At first I analyse the location, using Google Maps and existing images of the area to get an overview of how the line will look surrounded by the valley. After getting my head around the scale of the project, I sketch roughly 10-20 image ideas out in a diary. I’ll ensure I have a list of the main highline athletes for the project alongside some previous images taken of them, noting their style and characteristics whilst on the line to help decide how and when will be best to capture each athlete. After a lot of planning, I aim to have five shots as my stock standard images, then five winners. Other essential details alongside each image I plan to take include the positioning on a map, the lens focal length I’ll need, and time of day that will make it possible. Extensive planning ensures you know what shots you’re aiming to capture and keep an eye out for.
Despite planning and mapping out specific images, there is still an element of patience in allowing moments to organically happen. There is balance between preserving the experience or record for the athlete and simply being there to get the shot as it is. You don’t want to be the person who distracts the athlete or makes them fall when they’re close to sending the line. It comes back to preparation, rehearsing, and visualising the shot over and over in your mind until it’s second nature, knowing exactly what you need to do and where to be so that when you see the moment happen, you are ready capture it.
At the end of any project, you want to look back on your work and know it does justice to the athlete, the location, the team, and the community .
Image description: Nathaniel Glavurdic approaching the anchor point after he’d successfully sent the 1290m highline to set a new Australian highline record.
This photo for me shows the complete raw emotion involved after the physical and mental toll required to achieve such an enormous feat.

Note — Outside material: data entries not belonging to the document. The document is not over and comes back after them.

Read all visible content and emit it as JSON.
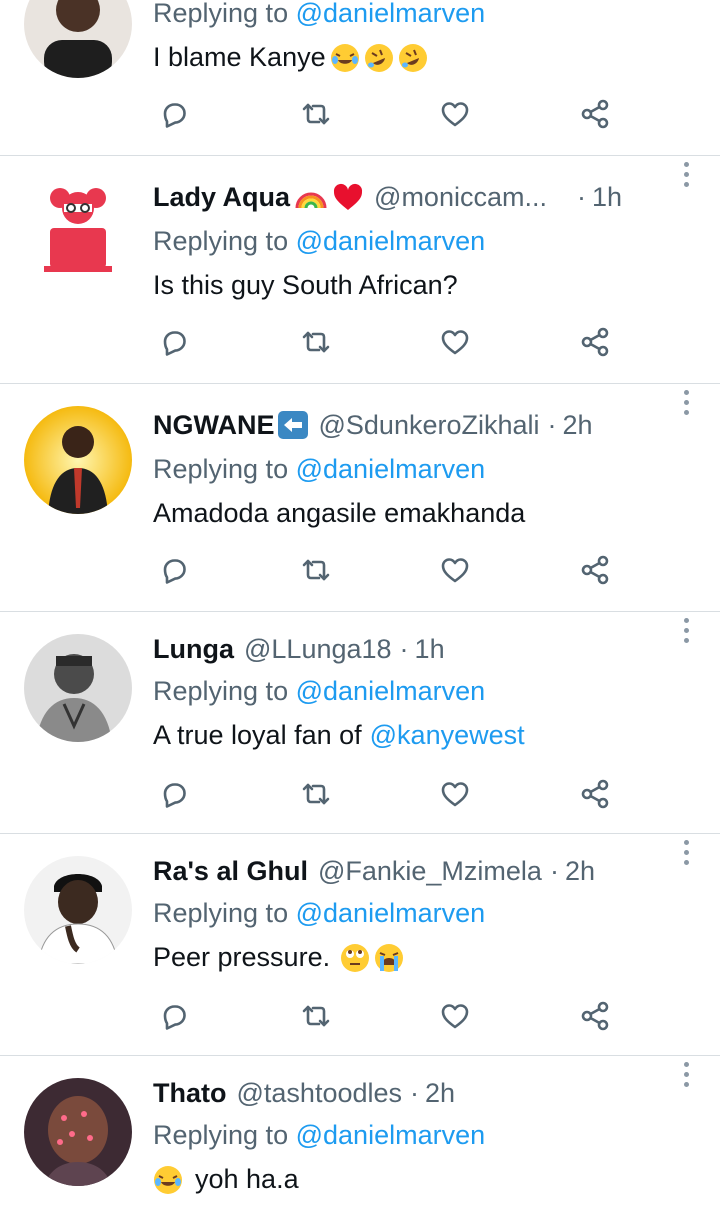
{
  "tweets": [
    {
      "name": "",
      "handle": "",
      "time": "",
      "replying_prefix": "Replying to",
      "replying_to": "@danielmarven",
      "text": "I blame Kanye"
    },
    {
      "name": "Lady Aqua",
      "handle": "@moniccam...",
      "time": "1h",
      "replying_prefix": "Replying to",
      "replying_to": "@danielmarven",
      "text": "Is this guy South African?"
    },
    {
      "name": "NGWANE",
      "handle": "@SdunkeroZikhali",
      "time": "2h",
      "replying_prefix": "Replying to",
      "replying_to": "@danielmarven",
      "text": "Amadoda angasile emakhanda"
    },
    {
      "name": "Lunga",
      "handle": "@LLunga18",
      "time": "1h",
      "replying_prefix": "Replying to",
      "replying_to": "@danielmarven",
      "text": "A true loyal fan of",
      "mention": "@kanyewest"
    },
    {
      "name": "Ra's al Ghul",
      "handle": "@Fankie_Mzimela",
      "time": "2h",
      "replying_prefix": "Replying to",
      "replying_to": "@danielmarven",
      "text": "Peer pressure."
    },
    {
      "name": "Thato",
      "handle": "@tashtoodles",
      "time": "2h",
      "replying_prefix": "Replying to",
      "replying_to": "@danielmarven",
      "text": "yoh ha.a"
    }
  ],
  "separator": "·",
  "icons": [
    "reply-icon",
    "retweet-icon",
    "like-icon",
    "share-icon",
    "more-icon"
  ],
  "colors": {
    "link": "#1d9bf0",
    "secondary": "#536471",
    "icon": "#536471",
    "divider": "#d9dee2"
  }
}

This was particularly special, because I know how hard Nathaniel has worked to get to this point. Having an opportunity to capture the moment was a privilege. It’s hard not to get emotional when shooting these moments, because you love what you’re doing so much and have such a deep connection with the athlete as well. You feel everything that they do on the line through the lens.
Image description: Chris Wallace, Adam Evens, Arthur Pera all pull a tagline across the valley which is attached to the webbing.
I love the composition in the this photo, moving across the frame and showing the action involved with bringing the line across.
Image description: Nathaniel Glavurdic reflects upon his walk on the line.
For me, capturing action shots showing raw emotion and candid behind the scenes moments are really special. They show the authentic human side of these amazing athletes.
Image description: Brady battling strong afternoon winds to cross the 1290m highline.
This photograph for me has such a strong impact because a normal highline is hard enough to walk on without falling, let alone with such strong winds present.
Image description: Gabriel Camolesi sent the 1290m highline and became the joint Australian record holder.
Midday sun for shooting is never ideal, but unfortunately with record attempts you don’t have a choice what time you’re shooting. I love this photo of Gabriel because of what it resembles – the fight to walk such a huge line. It’s also great that he finished it off with a humble salute.